This one sees Fleur Gaudet, a former prostitute turned nun-in-training (which is to say, she’s not a nun yet, so the hero can sleep with her without forcing God to send a lightning bolt down to burn them both), joining her fellow nuns of the Sisters of Magdalene order to infiltrate strip joints and such to free the victims of sex-trafficking. She meets Aaron LeDeux when the getaway pilot, a priest from the male counterpart order St. Jude’s Street Apostles, is unable to make it and he requests Aaron, also a pilot, to come in his place. Of course, for a quest this urgent, Brian doesn’t dish the full details to Aaron, because come on, where’s the fun in that. Still, all goes well and uh… things happen after that.
I suspect that the author is aiming for some madcap action adventure romp here, something like the Lethal Weapon or the recently rebooted 21 Jump Street movies, perhaps, because there is an underlying serious take home message that the author hopes, in her afterword, that we’ll all take to heart, glazed with madcap antics of dotty old women and other punchline-bot secondary characters. Aaron and Fleur end up the sane ones of the bunch, which is typical of the author’s formula, but their relationship development is drowned out by all the secondary characters, who just won’t leave these two alone and give them some quiet time. In the end, I know little of the hero and the heroine. She’s okay, I guess, and he’s also… okay, I think, but that’s about it.
This won’t be so bad if the author had included punchy pacing or a solid plot, but for the most part, the main characters are just dragged along by the dotty, dotty secondary characters.
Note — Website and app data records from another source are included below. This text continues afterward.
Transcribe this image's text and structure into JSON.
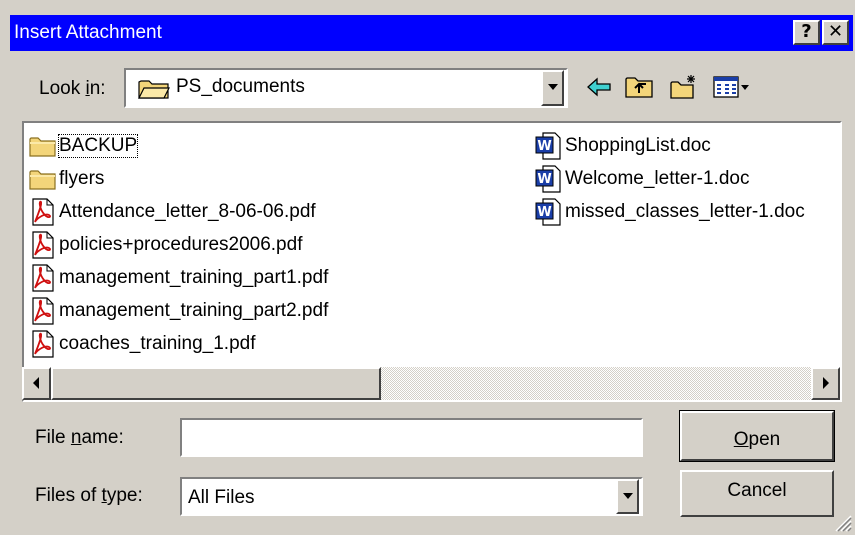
{
  "window": {
    "title": "Insert Attachment",
    "help_label": "?",
    "close_label": "✕"
  },
  "lookin": {
    "label_pre": "Look ",
    "label_key": "i",
    "label_post": "n:",
    "value": "PS_documents"
  },
  "toolbar": {
    "back_icon": "back-arrow-icon",
    "up_icon": "up-folder-icon",
    "new_folder_icon": "new-folder-icon",
    "view_menu_icon": "view-menu-icon"
  },
  "files": [
    {
      "name": "BACKUP",
      "type": "folder",
      "selected": true
    },
    {
      "name": "flyers",
      "type": "folder"
    },
    {
      "name": "Attendance_letter_8-06-06.pdf",
      "type": "pdf"
    },
    {
      "name": "policies+procedures2006.pdf",
      "type": "pdf"
    },
    {
      "name": "management_training_part1.pdf",
      "type": "pdf"
    },
    {
      "name": "management_training_part2.pdf",
      "type": "pdf"
    },
    {
      "name": "coaches_training_1.pdf",
      "type": "pdf"
    },
    {
      "name": "ShoppingList.doc",
      "type": "doc"
    },
    {
      "name": "Welcome_letter-1.doc",
      "type": "doc"
    },
    {
      "name": "missed_classes_letter-1.doc",
      "type": "doc"
    }
  ],
  "filename": {
    "label_pre": "File ",
    "label_key": "n",
    "label_post": "ame:",
    "value": ""
  },
  "filetype": {
    "label_pre": "Files of ",
    "label_key": "t",
    "label_post": "ype:",
    "value": "All Files"
  },
  "buttons": {
    "open_key": "O",
    "open_rest": "pen",
    "cancel": "Cancel"
  },
  "colors": {
    "titlebar": "#0000ff",
    "face": "#d4d0c8",
    "folder": "#f3d57a",
    "pdf": "#d01010",
    "doc": "#1a3ea8"
  }
}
For a long time, I have no clue whether the story is ever getting anywhere, as all I get are conversations and dotty scenes. For a story that features nuns and priests on a righteous path to end sex trafficking in America, there is no big bad villain for them to focus on, no big master plan, nothing. Just… scenes of things happening, for the want of the better description, without a strong plot thread to string these scenes together. Furthermore, the cast seems more intent on being funny than focusing on the mission, causing the story to lack any sense of urgency and making me hard to take their mission seriously.
And while this is subjective, the humor isn’t even that funny to compensate. I don’t even chuckle once while reading this story, mostly because, like Janet Evanovich, the author seems to be recycling her shtick these days instead of coming up with something new or fresh in the haw-haw department.
So, what is Cajun Persuasion? If it wanted to be a madcap adventure, well, the adventure part isn’t very rollicking, the pacing is too slow, and nobody seems to be taking his or her cause seriously. If it wanted to be a romance, well, it’s hard to feel the love when the main characters have no time or space to explore their feelings for one another. If it wanted to be a comedy, well, I’m not getting it. All I know is that this is something half-baked that I happened to buy at full price, and I’m feeling buyer’s remorse as a result.
Cantankerous muffin who loves boys that sparkle, unicorns, money, chocolates, and fantastical stories.